A Legacy of Freedom
‘It is an idea for which I am prepared to die.’
Death, be not proud, though some have called thee
Mighty and dreadful, for thou art not so;
For those whom thou think’st thou dost overthrow
Die not, poor Death, nor yet canst thou kill me
I have stood upon the very spot where Nelson Mandela was captured for his dream of a free South Africa. I, a young black woman, have walked along beaches which twenty years ago were ‘whites only’ zones. I have taught children born in 1994 poetry, and understood what it means to be a ‘South African Freedom Baby’. Like the rest of the world, I sat shocked on the 5th December 2013 at the news that Nelson Rolihlala Mandela was dead.
The first South African president to be elected in a fully representative democratic election, what Nelson Mandela represented was more than a Nobel Peace prize, more than a freedom fighter or a political activist. He was a visionary, the embodiment of hope.
Discriminated against because of the colour of his skin, Mandela fought for the liberation of the black South African people so that they could be equal participants in the running of their country, in the sharing of their nation’s wealth. He was persecuted for that vision, labelled a terrorist, a dissenter and incarcerated for over 27 years. Yet in 1994, that idea, which he was prepared to give his life for, began to come true.
[column-break]Over the next few months, our media stations, Facebook timelines and Twitter accounts will be inundated with tributes, memorial quotes and pleasantries aimed at honouring a dead hero. Idris Elba is likely to be shortlisted for an Oscar for his portrayal of Mandela in the biopic A Long Walk To Freedom, whilst the film itself will no doubt smash box office records. Yet, whilst Mandela’s life is commercialised and his famous speeches memorised, let us not forget that he is still alive.
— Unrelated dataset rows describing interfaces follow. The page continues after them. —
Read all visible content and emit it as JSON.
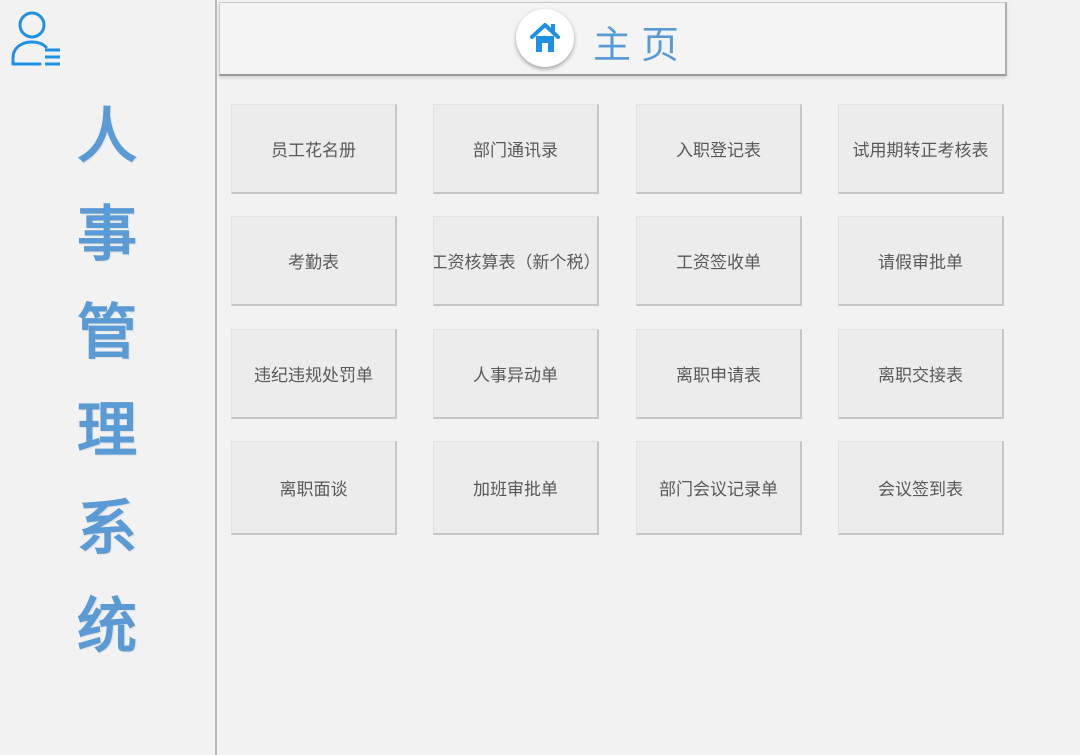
{
  "sidebar": {
    "title_chars": [
      "人",
      "事",
      "管",
      "理",
      "系",
      "统"
    ],
    "icon": "user-list-icon"
  },
  "header": {
    "title": "主页",
    "icon": "home-icon"
  },
  "tiles": [
    "员工花名册",
    "部门通讯录",
    "入职登记表",
    "试用期转正考核表",
    "考勤表",
    "工资核算表（新个税）",
    "工资签收单",
    "请假审批单",
    "违纪违规处罚单",
    "人事异动单",
    "离职申请表",
    "离职交接表",
    "离职面谈",
    "加班审批单",
    "部门会议记录单",
    "会议签到表"
  ],
  "colors": {
    "accent": "#5b9bd5",
    "home_icon": "#1e90e6",
    "background": "#f2f2f2",
    "tile": "#ececec",
    "tile_text": "#595959"
  }
}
Nelson Rolihlala Mandela’s body has departed, but his vision still burns brightly. It is a vision of hope, it is a legacy of freedom that has been entrusted to us to continue. In the mid 1960’s another man, Martin Luther King Jnr, had a similar vision; yet in the 1990’s segregation still existed in South Africa. Today we remember the end of South African apartheid, yet segregation still exists today, and wherever segregation exists so does Mandela’s vision for the end of such injustice.
Let us not mourn his departure, but rather rejoice in the existence of his life. And as we honour him, and honour his fight for freedom, let us ask ourselves, what is the next battle to be won? Where does injustice and oppression still exist today? In the eyes of the apartheid government Nelson Mandela was a nobody, without power or a voice. Yet he became a somebody who not only changed a nation, but changed our world. So let us set out on our own long walk to freedom, let us shine brighter with the hope of transformation, knowing that we too are powerful beyond measure. Let us continue to usher in a new era of freedom and justice for all, no matter how small we think we are. Let us continue to shine like stars in the universe.
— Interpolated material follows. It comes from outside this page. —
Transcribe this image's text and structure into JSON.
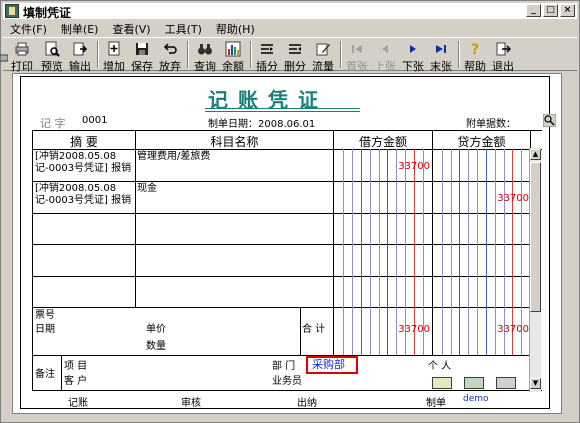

Let us become people who bring hope to the hopeless.
Words: Justina Kehinde